The Weatherill and Koutsantonis strategy is to embrace new technologies, cheap wind and solar and storage, smart software and smarter management, and put into practice the sort of scenarios envisaged by the CSIRO, Energy Networks Australia and more recently by the storage review commissioned by chief scientist Alan Finkel.
When Elon Musk dramatically promised to build a grid-scale battery in South Australia, the media was enthralled. Share traders and a string of Australian fund managers smirked. They’d seen it all before, and were shorting him in the market.
In that very week he was in the market with plans to raise $US1.15 billion in equity and convertible notes. I understand also that Tesla has gone strangely quiet about SA since then. Continue reading Climate clippings 201→
Six weeks on from the budget, the rage is maintained: the majority of voters still think the budget is unfair and the task of confronting ever deepening voter hostility towards Prime Minister Tony Abbott is only growing.
It says something about the quality of the government’s budget sales job that, in the period since the budget, the number of Coalition voters who believe the budget is fair has actually fallen more sharply than the number of Labor voters who think it is fair.
The latest Nielsen poll figures suggest little the government has done has changed voters’ initial hostile reaction to the budget and, if anything, has only eroded its own base as the details of the budget’s impact on traditional constituencies like pensioners and families has become clearer.
Arguments about the budget crisis; that working people are working a month a year just to fund welfare recipients; that the government is not really cutting pensions – none of these seem to be cutting through.
The hostile reception given to these Romneyesque arguments is unsurprising. The fact that Hockey is relying on talking points that failed even in the US is indicative of the level of delusion under which the government is operating. Having run a disciplined and entirely negative campaign, Abbott and Hockey ought to understand that they were elected by default. They owe their jobs to the fact that voters were sick of Labor’s leadership shenanigans.

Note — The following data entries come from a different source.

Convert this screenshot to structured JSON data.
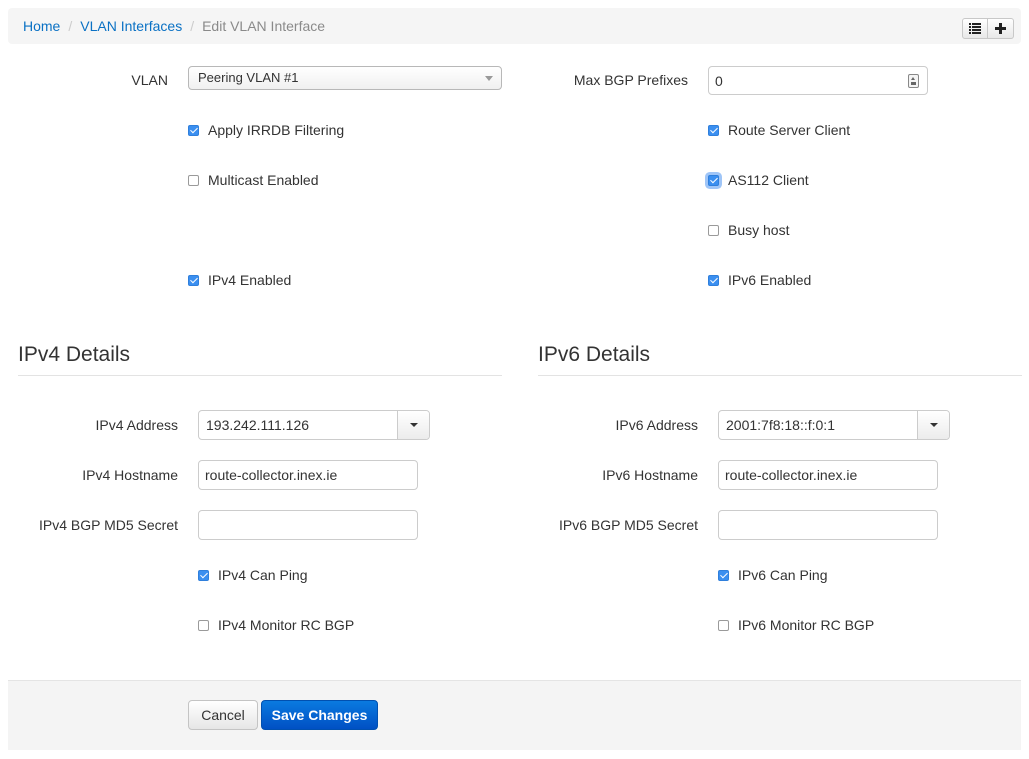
{
  "breadcrumb": {
    "items": [
      "Home",
      "VLAN Interfaces"
    ],
    "active": "Edit VLAN Interface",
    "separator": "/"
  },
  "toolbar": {
    "list_icon": "list-icon",
    "add_icon": "plus-icon"
  },
  "general": {
    "vlan_label": "VLAN",
    "vlan_value": "Peering VLAN #1",
    "max_prefixes_label": "Max BGP Prefixes",
    "max_prefixes_value": "0",
    "checkboxes": {
      "irrdb": {
        "label": "Apply IRRDB Filtering",
        "checked": true
      },
      "multicast": {
        "label": "Multicast Enabled",
        "checked": false
      },
      "ipv4_enabled": {
        "label": "IPv4 Enabled",
        "checked": true
      },
      "rs_client": {
        "label": "Route Server Client",
        "checked": true
      },
      "as112": {
        "label": "AS112 Client",
        "checked": true
      },
      "busy_host": {
        "label": "Busy host",
        "checked": false
      },
      "ipv6_enabled": {
        "label": "IPv6 Enabled",
        "checked": true
      }
    }
  },
  "ipv4": {
    "title": "IPv4 Details",
    "address_label": "IPv4 Address",
    "address_value": "193.242.111.126",
    "hostname_label": "IPv4 Hostname",
    "hostname_value": "route-collector.inex.ie",
    "md5_label": "IPv4 BGP MD5 Secret",
    "md5_value": "",
    "can_ping": {
      "label": "IPv4 Can Ping",
      "checked": true
    },
    "monitor_rc": {
      "label": "IPv4 Monitor RC BGP",
      "checked": false
    }
  },
  "ipv6": {
    "title": "IPv6 Details",
    "address_label": "IPv6 Address",
    "address_value": "2001:7f8:18::f:0:1",
    "hostname_label": "IPv6 Hostname",
    "hostname_value": "route-collector.inex.ie",
    "md5_label": "IPv6 BGP MD5 Secret",
    "md5_value": "",
    "can_ping": {
      "label": "IPv6 Can Ping",
      "checked": true
    },
    "monitor_rc": {
      "label": "IPv6 Monitor RC BGP",
      "checked": false
    }
  },
  "actions": {
    "cancel_label": "Cancel",
    "save_label": "Save Changes"
  }
}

The fiasco of the Senate election is a pretty clear indication of a “plague on both your houses” view. Instead, they appear to be under the impression that they were granted a mandate for radical change – and long after the budget is off the front page, the electorate will punish them for it.
Some of the hacks are finding comfort in the fact that the LNP has clawed back some support. In fact they’ve improved from a prospective landslide defeat to one that would just be demoralising. Of course much can happen suddenly in politics and the election is a long way away.
There can’t be much comfort, however, in Abbott’s approve/disapprove rating of 35-60, up from 34-62. The slide from November last year when it was 47-46 should be telling him something.
Shorten’s numbers are 42-41, down from 47-39. He was 51-30 in November, but most of the time since he has been about evens.
In the preferred prime minister stakes, Shorten leads 47-40.
The LNP support comes from the old, men, NSW and WA. Strangely Labor slipped in NSW from 58-42 to 46-54, well beyond the nominated margin for error of 4.6%. The numbers for the state break-up are small and one or both may be rogue results.
Overall, though, one might say that the voters are telling Abbott and Hockey that they do not in fact have a mandate for much of what they are attempting to do.
I’ll leave you with this Tandberg from a few months ago: